Only the lines below from the one that contains "Give me the" through the one that contains "What's the underlying" should appear in your answer, exact and without pictures.
** Provided records follows **
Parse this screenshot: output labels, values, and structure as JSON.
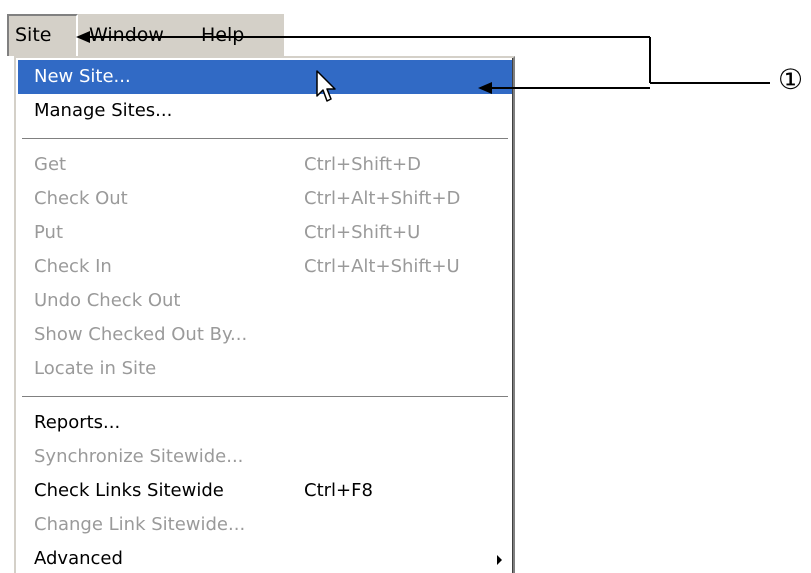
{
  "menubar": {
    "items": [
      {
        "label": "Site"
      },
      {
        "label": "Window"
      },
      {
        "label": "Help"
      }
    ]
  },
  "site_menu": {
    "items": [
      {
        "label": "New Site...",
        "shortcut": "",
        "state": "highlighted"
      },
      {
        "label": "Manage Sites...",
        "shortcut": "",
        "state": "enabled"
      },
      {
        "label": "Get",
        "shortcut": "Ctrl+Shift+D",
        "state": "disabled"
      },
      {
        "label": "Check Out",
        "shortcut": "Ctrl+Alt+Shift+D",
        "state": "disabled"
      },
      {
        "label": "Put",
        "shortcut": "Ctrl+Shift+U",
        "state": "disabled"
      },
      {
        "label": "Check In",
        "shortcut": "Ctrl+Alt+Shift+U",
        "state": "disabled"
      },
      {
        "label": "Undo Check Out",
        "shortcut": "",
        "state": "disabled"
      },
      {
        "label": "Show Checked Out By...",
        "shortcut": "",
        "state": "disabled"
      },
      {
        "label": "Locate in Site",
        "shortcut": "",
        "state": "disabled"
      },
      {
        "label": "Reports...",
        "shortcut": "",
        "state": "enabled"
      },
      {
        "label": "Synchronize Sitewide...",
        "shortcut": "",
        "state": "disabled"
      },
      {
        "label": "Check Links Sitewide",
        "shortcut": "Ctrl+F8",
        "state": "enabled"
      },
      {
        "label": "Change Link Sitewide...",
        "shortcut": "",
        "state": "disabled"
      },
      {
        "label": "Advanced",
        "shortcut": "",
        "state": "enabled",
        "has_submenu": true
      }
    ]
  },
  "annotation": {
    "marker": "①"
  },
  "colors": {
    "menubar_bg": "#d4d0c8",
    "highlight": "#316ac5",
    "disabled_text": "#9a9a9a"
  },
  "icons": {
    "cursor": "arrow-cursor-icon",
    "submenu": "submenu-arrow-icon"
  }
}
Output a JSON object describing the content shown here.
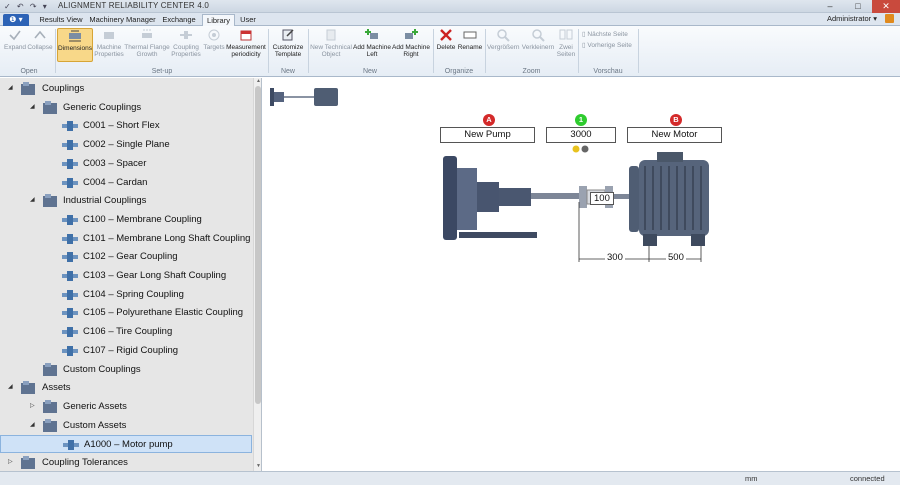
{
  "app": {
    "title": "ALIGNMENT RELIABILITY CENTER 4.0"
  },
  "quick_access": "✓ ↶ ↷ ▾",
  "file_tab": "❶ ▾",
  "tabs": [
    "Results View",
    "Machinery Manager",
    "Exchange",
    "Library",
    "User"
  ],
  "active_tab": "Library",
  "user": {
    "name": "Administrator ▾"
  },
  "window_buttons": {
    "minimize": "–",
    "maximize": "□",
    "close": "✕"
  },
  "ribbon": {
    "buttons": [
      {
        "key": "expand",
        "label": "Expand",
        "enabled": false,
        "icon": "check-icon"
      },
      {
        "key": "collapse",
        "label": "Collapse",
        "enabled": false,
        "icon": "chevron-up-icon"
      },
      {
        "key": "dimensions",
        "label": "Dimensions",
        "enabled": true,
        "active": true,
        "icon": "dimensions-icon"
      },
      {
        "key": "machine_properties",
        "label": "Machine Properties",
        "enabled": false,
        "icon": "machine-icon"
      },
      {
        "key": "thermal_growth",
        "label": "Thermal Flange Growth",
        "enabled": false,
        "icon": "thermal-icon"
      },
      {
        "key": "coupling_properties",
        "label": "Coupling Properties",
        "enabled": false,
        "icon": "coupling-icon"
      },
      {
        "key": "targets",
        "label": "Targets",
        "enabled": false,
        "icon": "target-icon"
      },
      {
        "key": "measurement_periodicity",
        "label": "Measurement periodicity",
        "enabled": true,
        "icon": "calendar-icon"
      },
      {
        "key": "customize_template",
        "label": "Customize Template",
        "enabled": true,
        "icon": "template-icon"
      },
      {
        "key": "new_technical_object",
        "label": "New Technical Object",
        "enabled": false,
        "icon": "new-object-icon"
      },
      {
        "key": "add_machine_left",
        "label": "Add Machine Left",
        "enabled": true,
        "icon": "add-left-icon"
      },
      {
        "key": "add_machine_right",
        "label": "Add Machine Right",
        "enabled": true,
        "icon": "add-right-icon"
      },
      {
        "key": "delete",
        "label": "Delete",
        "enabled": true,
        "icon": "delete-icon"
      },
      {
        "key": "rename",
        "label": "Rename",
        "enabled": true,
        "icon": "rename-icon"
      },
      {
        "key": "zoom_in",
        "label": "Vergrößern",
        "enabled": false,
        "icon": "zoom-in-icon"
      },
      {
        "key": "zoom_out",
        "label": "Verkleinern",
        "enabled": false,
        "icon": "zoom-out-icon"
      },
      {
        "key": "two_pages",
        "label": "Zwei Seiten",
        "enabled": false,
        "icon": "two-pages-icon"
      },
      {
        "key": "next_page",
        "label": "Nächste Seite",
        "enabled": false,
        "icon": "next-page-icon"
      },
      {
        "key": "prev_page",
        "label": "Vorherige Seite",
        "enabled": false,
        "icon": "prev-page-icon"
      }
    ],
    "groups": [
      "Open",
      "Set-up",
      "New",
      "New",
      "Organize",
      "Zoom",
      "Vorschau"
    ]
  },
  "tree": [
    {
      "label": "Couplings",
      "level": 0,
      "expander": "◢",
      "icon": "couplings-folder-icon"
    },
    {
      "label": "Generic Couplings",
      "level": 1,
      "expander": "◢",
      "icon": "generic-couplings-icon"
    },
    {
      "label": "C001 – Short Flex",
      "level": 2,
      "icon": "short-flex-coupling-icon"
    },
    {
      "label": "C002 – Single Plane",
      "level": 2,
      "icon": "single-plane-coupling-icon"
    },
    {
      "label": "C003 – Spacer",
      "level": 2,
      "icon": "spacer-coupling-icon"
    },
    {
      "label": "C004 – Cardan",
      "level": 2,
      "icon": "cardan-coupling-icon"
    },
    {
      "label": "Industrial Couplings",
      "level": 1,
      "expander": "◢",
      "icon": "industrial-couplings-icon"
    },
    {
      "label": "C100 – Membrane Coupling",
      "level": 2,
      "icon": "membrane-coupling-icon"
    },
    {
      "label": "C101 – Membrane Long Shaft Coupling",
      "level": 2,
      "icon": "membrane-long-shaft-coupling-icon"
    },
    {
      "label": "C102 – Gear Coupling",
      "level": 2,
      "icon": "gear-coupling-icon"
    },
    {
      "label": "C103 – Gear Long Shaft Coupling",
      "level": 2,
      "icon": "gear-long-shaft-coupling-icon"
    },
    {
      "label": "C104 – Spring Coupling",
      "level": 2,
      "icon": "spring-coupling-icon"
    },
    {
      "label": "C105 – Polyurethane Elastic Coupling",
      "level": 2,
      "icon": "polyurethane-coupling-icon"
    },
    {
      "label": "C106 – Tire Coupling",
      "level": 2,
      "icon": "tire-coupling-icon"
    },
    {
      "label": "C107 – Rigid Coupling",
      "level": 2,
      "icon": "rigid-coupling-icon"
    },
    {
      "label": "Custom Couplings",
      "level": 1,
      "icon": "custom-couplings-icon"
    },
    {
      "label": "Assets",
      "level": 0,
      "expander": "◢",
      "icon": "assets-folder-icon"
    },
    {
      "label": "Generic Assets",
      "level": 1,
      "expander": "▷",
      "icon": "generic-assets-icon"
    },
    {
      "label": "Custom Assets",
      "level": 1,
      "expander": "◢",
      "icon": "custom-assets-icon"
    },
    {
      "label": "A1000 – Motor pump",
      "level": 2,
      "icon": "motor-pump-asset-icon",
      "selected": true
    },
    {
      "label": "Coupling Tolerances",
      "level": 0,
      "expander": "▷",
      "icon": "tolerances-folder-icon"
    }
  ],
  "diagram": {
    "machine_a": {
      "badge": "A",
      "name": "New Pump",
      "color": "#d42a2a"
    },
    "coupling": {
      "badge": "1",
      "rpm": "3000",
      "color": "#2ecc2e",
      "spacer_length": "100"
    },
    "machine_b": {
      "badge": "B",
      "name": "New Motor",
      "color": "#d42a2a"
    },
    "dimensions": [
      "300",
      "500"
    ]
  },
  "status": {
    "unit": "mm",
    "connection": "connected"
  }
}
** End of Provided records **
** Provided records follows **
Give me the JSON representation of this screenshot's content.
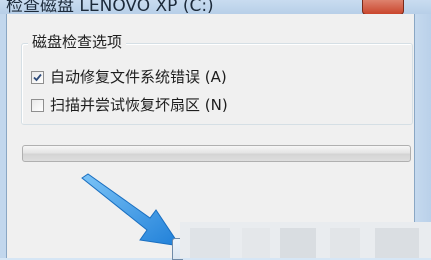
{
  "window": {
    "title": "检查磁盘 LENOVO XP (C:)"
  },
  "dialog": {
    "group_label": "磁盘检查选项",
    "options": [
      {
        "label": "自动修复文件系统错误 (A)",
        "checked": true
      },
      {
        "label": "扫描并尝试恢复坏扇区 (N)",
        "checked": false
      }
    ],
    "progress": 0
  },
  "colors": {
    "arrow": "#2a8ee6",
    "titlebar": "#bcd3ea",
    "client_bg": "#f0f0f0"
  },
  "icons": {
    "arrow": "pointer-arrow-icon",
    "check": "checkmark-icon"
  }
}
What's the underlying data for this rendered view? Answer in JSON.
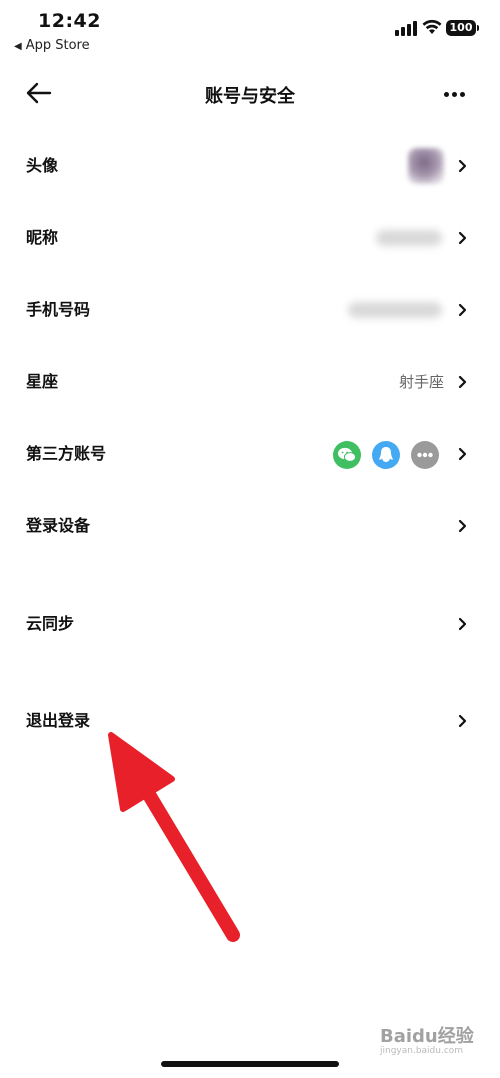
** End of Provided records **
Result of this exercise:
Give me the JSON representation of this screenshot's content.
{
  "window": {
    "title": "检查磁盘 LENOVO XP (C:)"
  },
  "dialog": {
    "group_label": "磁盘检查选项",
    "options": [
      {
        "label": "自动修复文件系统错误 (A)",
        "checked": true
      },
      {
        "label": "扫描并尝试恢复坏扇区 (N)",
        "checked": false
      }
    ],
    "progress": 0
  },
  "colors": {
    "arrow": "#2a8ee6",
    "titlebar": "#bcd3ea",
    "client_bg": "#f0f0f0"
  },
  "icons": {
    "arrow": "pointer-arrow-icon",
    "check": "checkmark-icon"
  }
}
What's the underlying data for this rendered view? Answer in JSON.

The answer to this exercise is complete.